apricot in early sun
not yet morning
The skies have cleared. Starlight. Oaks stretch against dark twilight blue.
The honk of geese overhead. I hear an owl.
Cardigan sleeves are damp from washing up. Pausing, through the window.
A brilliant flash of black and red: woodpecker at the suet. He stares, fierce, for a moment, then in a blink is gone, startled by the act of my seeing.
Grateful I am.
Grateful I am for the way the light bursts into morning, and rolls upon the hill.
Grateful I am for the chance to stand in kitchen windows stirring porridge washing dishes watching daybreak, watching goldsoft light wrap its warmth around the hill.
Grateful I am for the chance to walk in wild wet places, drenched by rain, softened by the green that follows.
Grateful I am for the way the sun breaks the morning when I look to Abbey Hill.
Grateful I am for the lens that lets me capture, that helps me notice, that wakes my seeing, that gifts my waking.
Grateful I am for the moment when the morning breaks and all else falls away, lost in the breath of the kiss of the morning, and the gold on the green of the curves of Abbey Hill.
Grateful I am for that moment.
Grateful I am.
You’d have to be crazy to go to Ireland in November and hope to see flowers.
I mean, it’s a cold, dark time of the year, in a wet place at the edge of the Atlantic.
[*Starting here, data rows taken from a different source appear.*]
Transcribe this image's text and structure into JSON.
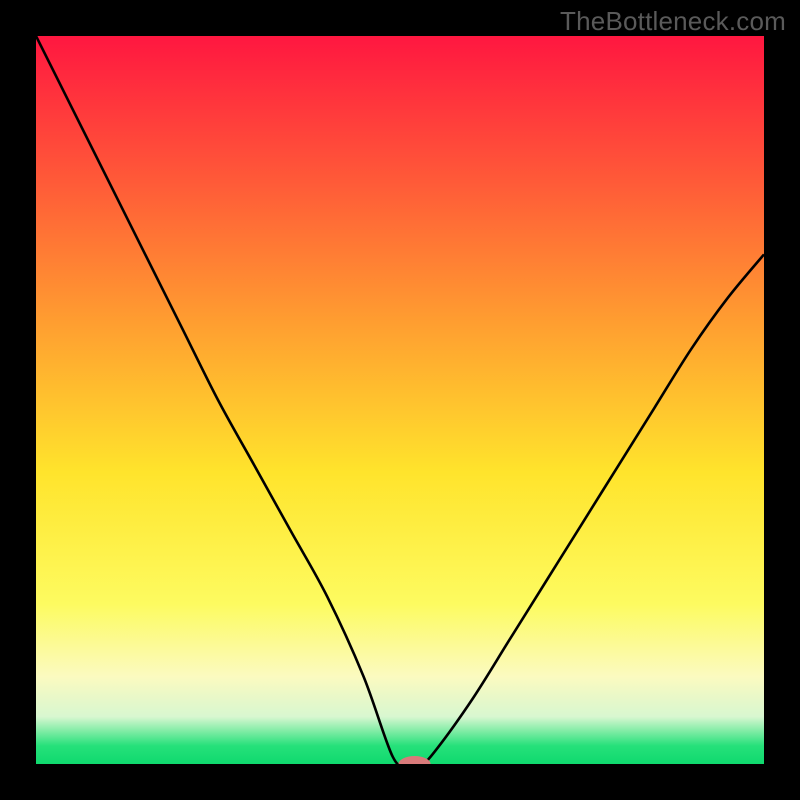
{
  "watermark": "TheBottleneck.com",
  "chart_data": {
    "type": "line",
    "title": "",
    "xlabel": "",
    "ylabel": "",
    "xlim": [
      0,
      100
    ],
    "ylim": [
      0,
      100
    ],
    "grid": false,
    "legend": false,
    "background_gradient": {
      "stops": [
        {
          "offset": 0.0,
          "color": "#ff1740"
        },
        {
          "offset": 0.2,
          "color": "#ff5a38"
        },
        {
          "offset": 0.4,
          "color": "#ffa030"
        },
        {
          "offset": 0.6,
          "color": "#ffe42c"
        },
        {
          "offset": 0.78,
          "color": "#fdfb60"
        },
        {
          "offset": 0.88,
          "color": "#fbfac0"
        },
        {
          "offset": 0.935,
          "color": "#d8f7d0"
        },
        {
          "offset": 0.975,
          "color": "#26e17a"
        },
        {
          "offset": 1.0,
          "color": "#0fd96e"
        }
      ]
    },
    "series": [
      {
        "name": "bottleneck-curve",
        "x": [
          0,
          5,
          10,
          15,
          20,
          25,
          30,
          35,
          40,
          45,
          49,
          51,
          53,
          55,
          60,
          65,
          70,
          75,
          80,
          85,
          90,
          95,
          100
        ],
        "y": [
          100,
          90,
          80,
          70,
          60,
          50,
          41,
          32,
          23,
          12,
          1,
          0,
          0,
          2,
          9,
          17,
          25,
          33,
          41,
          49,
          57,
          64,
          70
        ],
        "stroke": "#000000",
        "stroke_width": 2.6
      }
    ],
    "marker": {
      "cx": 52,
      "cy": 0,
      "rx": 2.2,
      "ry": 1.1,
      "fill": "#d97a7a"
    }
  }
}
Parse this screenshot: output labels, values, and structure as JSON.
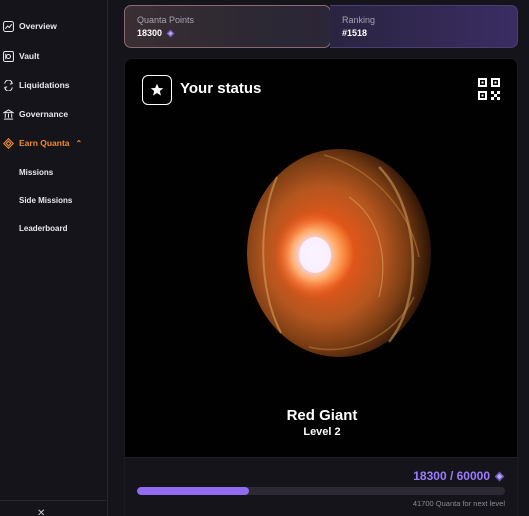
{
  "sidebar": {
    "items": [
      {
        "label": "Overview",
        "icon": "chart-line-icon"
      },
      {
        "label": "Vault",
        "icon": "vault-icon"
      },
      {
        "label": "Liquidations",
        "icon": "liquidations-icon"
      },
      {
        "label": "Governance",
        "icon": "bank-icon"
      },
      {
        "label": "Earn Quanta",
        "icon": "diamond-icon",
        "active": true
      },
      {
        "label": "Missions"
      },
      {
        "label": "Side Missions"
      },
      {
        "label": "Leaderboard"
      }
    ]
  },
  "points_card": {
    "label": "Quanta Points",
    "value": "18300"
  },
  "ranking_card": {
    "label": "Ranking",
    "value": "#1518"
  },
  "status": {
    "title": "Your status",
    "tier_name": "Red Giant",
    "tier_level": "Level 2",
    "progress_text": "18300 / 60000",
    "progress_fraction": 0.305,
    "progress_note": "41700 Quanta for next level"
  },
  "colors": {
    "accent_orange": "#f08a2e",
    "accent_purple": "#8f6cf2"
  }
}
It is too late for flowers.
Surely the landscape will be empty, barren, just limestone, no hint of the flowers hiding waiting in the fissures of its surface.
Surely it will be wet, and wild, surely the best you could hope for is the drama of the rain scape, streaks of black marching across the horizon.
Surely you’d have to be a crazy romantic fool to hope for flowers in November.
Surely I am.
A romantic fool, pursuing poetry in dark times, seeking truth in a world full of branding, clinging to simplicity when the market says eat, work, make, breathe otherwise.
Surely I am a hopeless, romantic fool.
There were flowers.
Sea thrifts on the flaggy shore.
Where else would they be? The place of the poem, the pathway that’s been calling me, to walk, and keep looking for flowers, and learn what it means to live like a poem even when the words that are called ‘poems’ will not come.
And in truth I don’t know which is more foolish, to go looking for flowers in November, or risk the possibility that you won’t.
In those moments when I wonder which is more foolish, and whether it wouldn’t be easier to swallow the market and forget my dreams, you remind me.
You sweet foolish romantic dreamers, you poets and image makers, you weavers of words and stories, you declarers of independence and holders of the faith, you who still share images of light against darkness, who keep offering encouragement and possibility to others only days after the most grievous of losses – yes, I see you, I see the way you still post and click and link and smile and encourage, and you may have no idea how much courage that gives me, how much confirmation of what is true and what matters, how much affirmation of what it means to keep the faith, even when the days are dark, even when the world feels dark, even though we move through times, whether on the global stage or the heartbeats of our lives, that feel hard and dark and like the deepest gloom of November, still, we can encourage, still we can breathe, there is another way, and keep looking for the flowers, and do our own blooming dance of deepest most beautiful November.
Dedicated to Paula
sometimes there are no words
for the way the rain might
the limestone of the glen of Columkille
taking all before it
nothing but your eyes
sweeping the line of the rain
dark and impossibly true
as it moves through the glen
leaving no room
for the rainbow still to crack
the skies of Galway Bay
and leave you silent
all swept away